Performing sample analysis through an advanced scientific instrument or equipment requires that the sample is properly treated and prepared. In this regard, extraction is the first step, considering that a representative portion of the material or substance must be isolated for its study. This post will tell you more about sample preparation, its importance, and some methods used to perform this procedure.

What is Sample Preparation?

This refers to a process where we take a representative portion of a material, chemical product, or substance to be subjected to various procedures to analyze it. It should be noted that this representative sample should reflect the bulk or batch from which it has been extracted and concentrate the characteristics of the material, product, or substance chosen to be analyzed. Preferably, the representative sample should be as homogeneous as possible or of a similar nature, as is done to obtain the proteins and nuclear components present in the cells through a process known as tissue homogenization. But when this is not possible, we then use a sample that gathers the characteristics of the predominant group.

Homogeneity as the Main Objective of Sample Collection

To obtain representative samples, it is often necessary to reduce the size of the particles, which usually present a general heterogeneous state. This aims to comply with a homogeneity criterion when laboratory or test samples require it. In the case of air, the particles in this element are obtained through an air sampler, which may be equipped with a liquid or solid material to facilitate this task. A sample’s homogeneity and heterogeneity will be subject to perspective and context since the smaller the sampling frame, the less homogeneous the material or substance.

A process known as crushing is used to reduce a large sample size to obtain the required measure of homogeneity. For other samples, a technique known as milling is used to reduce the sample to fine particles and achieve the necessary homogeneity. A process known as crushing is used to reduce a large sample size to obtain the required measure of homogeneity. For other samples, a process known as milling is used to reduce the sample to fine particles and achieve the necessary homogeneity.

Considerations in the Sampling of Solids, Liquids and Gases

Within the sampling process, two forms of solids are contemplated: monolithic and particulate. Liquids and gases accompany these. Each type of material should be handled as a separate category.

However, on some occasions, it will be required to sample from mixed materials, i.e., gases dissolved in solids and liquids, particles suspended in liquids, or solid and liquid aerosols. There are cases where the object of study is available in one phase form but must be converted to another form to obtain the sample. For its analysis, an example would be molten steel generated from the melting of solid forms.

When it comes to monolithic solids, they are difficult to sample rationally, even those with a very low level of heterogeneity. Even so, understanding the physical nature of the study object can help devise an effective sampling plan. This idea can be best understood in a large mineral deposit that extends long distances underground in three dimensions. Here, mineralogical clues serve as a reference to guide the sampling for the mapping effort. Steel castings are usually sampled at the mid-radius of their cross-section because this area has not been affected by edge effects and central porosity.

Types of Sampling

Regardless of the method, the objective will always be to take a sample representing a specific group or population.

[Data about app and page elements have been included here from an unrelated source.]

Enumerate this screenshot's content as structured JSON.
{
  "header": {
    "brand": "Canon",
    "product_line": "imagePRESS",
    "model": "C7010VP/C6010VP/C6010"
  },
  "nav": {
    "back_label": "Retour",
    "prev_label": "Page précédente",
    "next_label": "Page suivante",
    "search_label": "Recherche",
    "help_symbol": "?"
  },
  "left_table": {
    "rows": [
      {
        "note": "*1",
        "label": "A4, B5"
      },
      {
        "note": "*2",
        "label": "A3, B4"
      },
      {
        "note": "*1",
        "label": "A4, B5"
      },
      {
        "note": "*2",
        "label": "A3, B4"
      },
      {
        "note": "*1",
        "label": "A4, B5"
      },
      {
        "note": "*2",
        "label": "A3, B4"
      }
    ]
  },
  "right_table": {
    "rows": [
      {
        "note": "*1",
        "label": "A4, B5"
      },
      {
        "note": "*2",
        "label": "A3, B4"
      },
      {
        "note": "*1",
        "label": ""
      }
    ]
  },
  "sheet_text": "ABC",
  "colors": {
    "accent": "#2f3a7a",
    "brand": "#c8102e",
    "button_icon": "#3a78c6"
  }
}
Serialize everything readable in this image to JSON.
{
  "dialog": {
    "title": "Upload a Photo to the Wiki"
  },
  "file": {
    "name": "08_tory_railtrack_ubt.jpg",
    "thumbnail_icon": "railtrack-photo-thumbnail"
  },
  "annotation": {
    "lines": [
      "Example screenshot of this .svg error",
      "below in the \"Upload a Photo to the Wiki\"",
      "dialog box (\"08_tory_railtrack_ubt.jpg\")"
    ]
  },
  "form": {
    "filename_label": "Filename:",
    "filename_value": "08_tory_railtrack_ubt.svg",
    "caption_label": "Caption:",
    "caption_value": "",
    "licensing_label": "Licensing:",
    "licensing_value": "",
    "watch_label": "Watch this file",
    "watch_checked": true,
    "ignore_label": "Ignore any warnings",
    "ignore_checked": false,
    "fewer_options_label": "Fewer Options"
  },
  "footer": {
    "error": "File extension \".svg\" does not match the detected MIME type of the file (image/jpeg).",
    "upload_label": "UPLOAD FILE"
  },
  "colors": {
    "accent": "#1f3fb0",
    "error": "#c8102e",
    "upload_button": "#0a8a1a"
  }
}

In addition, through these sampling methods, it must be ensured that there is an approximately equal probability that each part of the sample population is suitable for selection and analysis. This requires a random element in the chosen sampling strategy. Some of the best-known are:

  • Simple Random Sampling: here, the population is divided into units. Then, a sample is selected from each unit with the same probability of selection for each unit in each draw.
  • Systematic Grid Sampling: in this process, samples are collected in grids, i.e., dividing the population into two- or three-dimensional grids. This type of sampling is usually used when locating possible hot spots in a population.
  • Two-Stage Sampling: this sampling method randomly selects elementary units from a population. Then, the increments generated by the sample are taken at locations within each unit.
  • Stratified Random Sampling: this refers to the division of a population into sections, also called strata. Here, the strata’s number, size, and shape are essential factors to consider in designing an efficient and cost-effective sampling plan.
  • Survey Sampling: in this type of sampling, a group of distinct and identifiable units is taken from the population and assigned the name cluster. Cluster sampling is choosing a group of units and referring to it as a single unit. So, the formation of clusters is the same as the formation of groups of heterogeneous nature.